Although I cannot remember the details of Medem's Lovers of the Arctic Circle, I'm sure it had a fair amount in common with White. Even if White is set in the Antarctic, it's still a tale of pre-determined love coming to pass under the influence of snow and ice. Darriussecq's novel is short and filled with intimate detail: the loos which incinerate shit, the effects of the cold on human perception, the depth of the ice and the height of the ice-cap over the Antarctic soil. The two imminent lovers, Edmee and Peter, both make their own way to the ice-station, their back stories elliptically filled in, little hints of fractured histories and suggestions of lost trauma. All of which is overseen by a chorus of ghosts. Whose ghosts remains unclear: whilst details of Scott and Admundsen's missions are frequently referred to, their destiny has no impact of the protagonists, who bide their time on the base waiting for the union which the ghosts know is coming to pass.
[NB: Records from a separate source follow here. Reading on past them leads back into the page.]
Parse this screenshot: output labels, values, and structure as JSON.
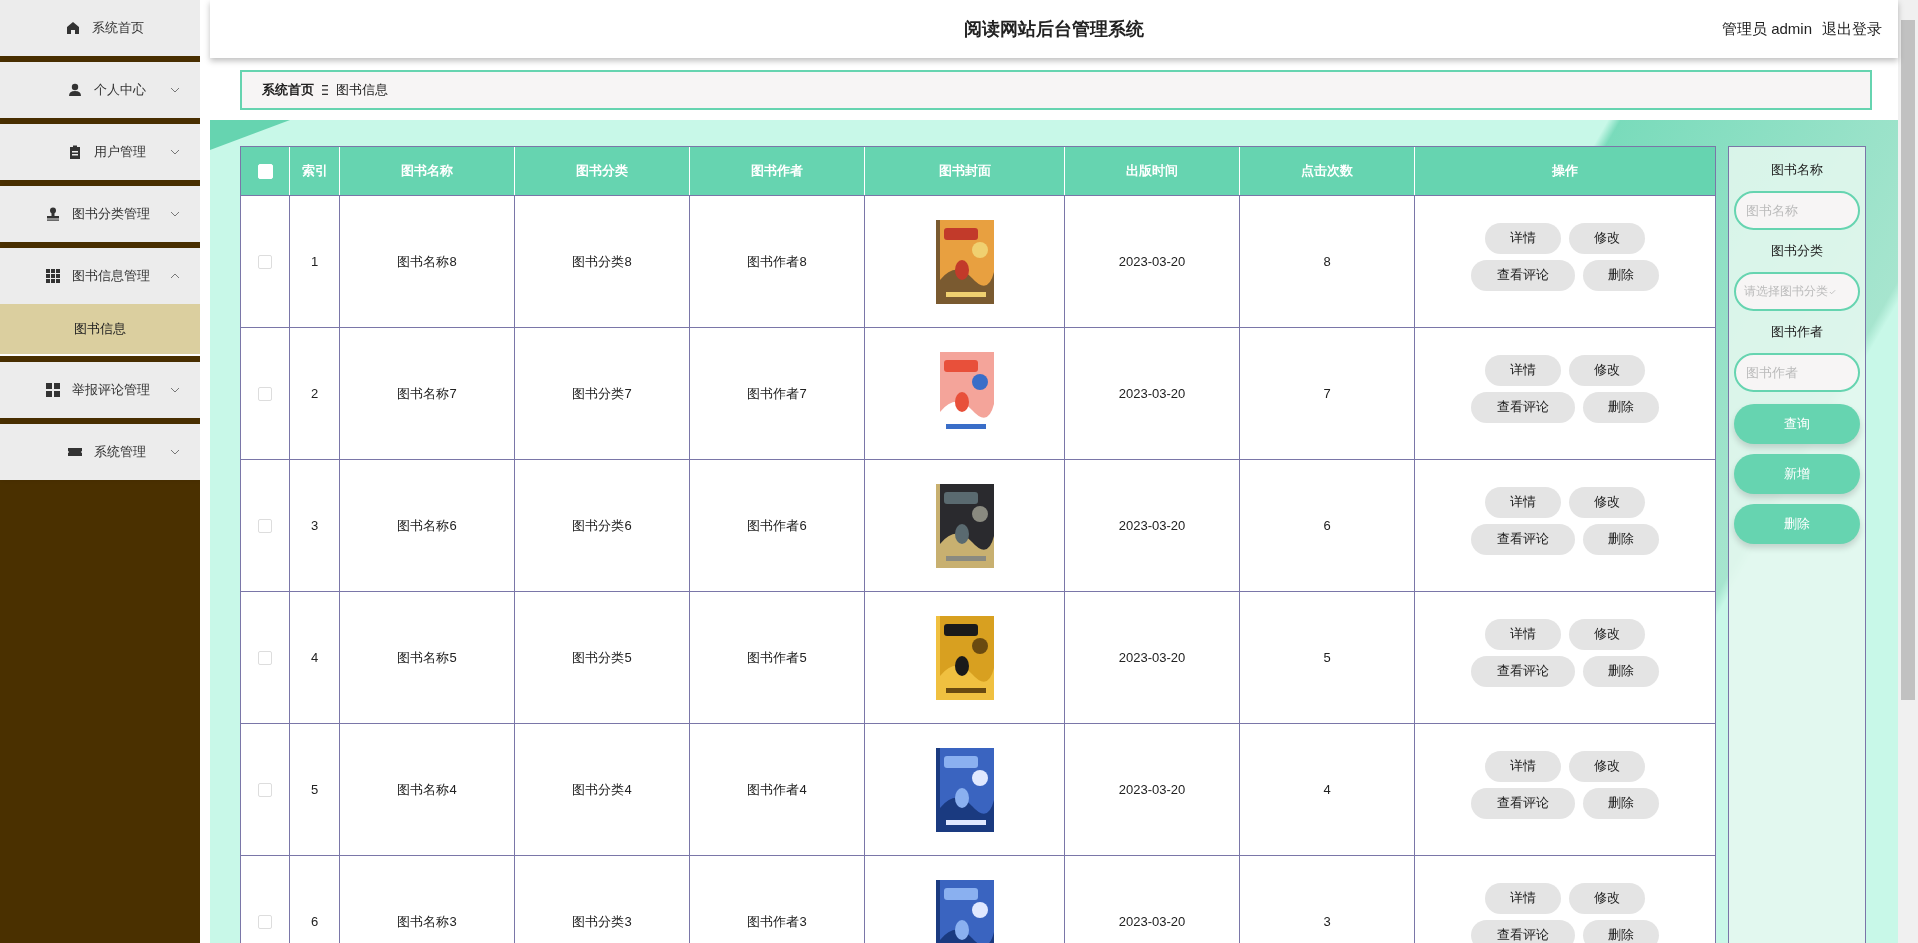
{
  "sidebar": {
    "items": [
      {
        "label": "系统首页",
        "kind": "link"
      },
      {
        "label": "个人中心",
        "kind": "group",
        "expanded": false
      },
      {
        "label": "用户管理",
        "kind": "group",
        "expanded": false
      },
      {
        "label": "图书分类管理",
        "kind": "group",
        "expanded": false
      },
      {
        "label": "图书信息管理",
        "kind": "group",
        "expanded": true,
        "children": [
          {
            "label": "图书信息",
            "selected": true
          }
        ]
      },
      {
        "label": "举报评论管理",
        "kind": "group",
        "expanded": false
      },
      {
        "label": "系统管理",
        "kind": "group",
        "expanded": false
      }
    ]
  },
  "header": {
    "title": "阅读网站后台管理系统",
    "user": "管理员 admin",
    "logout": "退出登录"
  },
  "breadcrumb": [
    "系统首页",
    "图书信息"
  ],
  "table": {
    "select_all": {
      "checked": false
    },
    "columns": [
      "索引",
      "图书名称",
      "图书分类",
      "图书作者",
      "图书封面",
      "出版时间",
      "点击次数",
      "操作"
    ],
    "rows": [
      {
        "checked": false,
        "index": "1",
        "name": "图书名称8",
        "category": "图书分类8",
        "author": "图书作者8",
        "date": "2023-03-20",
        "clicks": "8",
        "actions": [
          "详情",
          "修改",
          "查看评论",
          "删除"
        ]
      },
      {
        "checked": false,
        "index": "2",
        "name": "图书名称7",
        "category": "图书分类7",
        "author": "图书作者7",
        "date": "2023-03-20",
        "clicks": "7",
        "actions": [
          "详情",
          "修改",
          "查看评论",
          "删除"
        ]
      },
      {
        "checked": false,
        "index": "3",
        "name": "图书名称6",
        "category": "图书分类6",
        "author": "图书作者6",
        "date": "2023-03-20",
        "clicks": "6",
        "actions": [
          "详情",
          "修改",
          "查看评论",
          "删除"
        ]
      },
      {
        "checked": false,
        "index": "4",
        "name": "图书名称5",
        "category": "图书分类5",
        "author": "图书作者5",
        "date": "2023-03-20",
        "clicks": "5",
        "actions": [
          "详情",
          "修改",
          "查看评论",
          "删除"
        ]
      },
      {
        "checked": false,
        "index": "5",
        "name": "图书名称4",
        "category": "图书分类4",
        "author": "图书作者4",
        "date": "2023-03-20",
        "clicks": "4",
        "actions": [
          "详情",
          "修改",
          "查看评论",
          "删除"
        ]
      },
      {
        "checked": false,
        "index": "6",
        "name": "图书名称3",
        "category": "图书分类3",
        "author": "图书作者3",
        "date": "2023-03-20",
        "clicks": "3",
        "actions": [
          "详情",
          "修改",
          "查看评论",
          "删除"
        ]
      }
    ]
  },
  "search": {
    "fields": [
      {
        "label": "图书名称",
        "placeholder": "图书名称",
        "kind": "input"
      },
      {
        "label": "图书分类",
        "placeholder": "请选择图书分类",
        "kind": "select"
      },
      {
        "label": "图书作者",
        "placeholder": "图书作者",
        "kind": "input"
      }
    ],
    "buttons": [
      "查询",
      "新增",
      "删除"
    ]
  }
}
White is poetic, romantic, pretentious in the finest of French traditions, and somewhat slight. It discloses what might be termed 'a voice': of the books I have read of late it perhaps has something in common with Pelevin's Omon Ra. It's an exploration of human behaviour under extreme conditions, and succeeds in doing this convincingly, even if the futuristic narrative already feels faintly absurd. As such, with its holophones and voyage to Mars, it might one day belong to that tradition of books which postulate a future which never came to pass.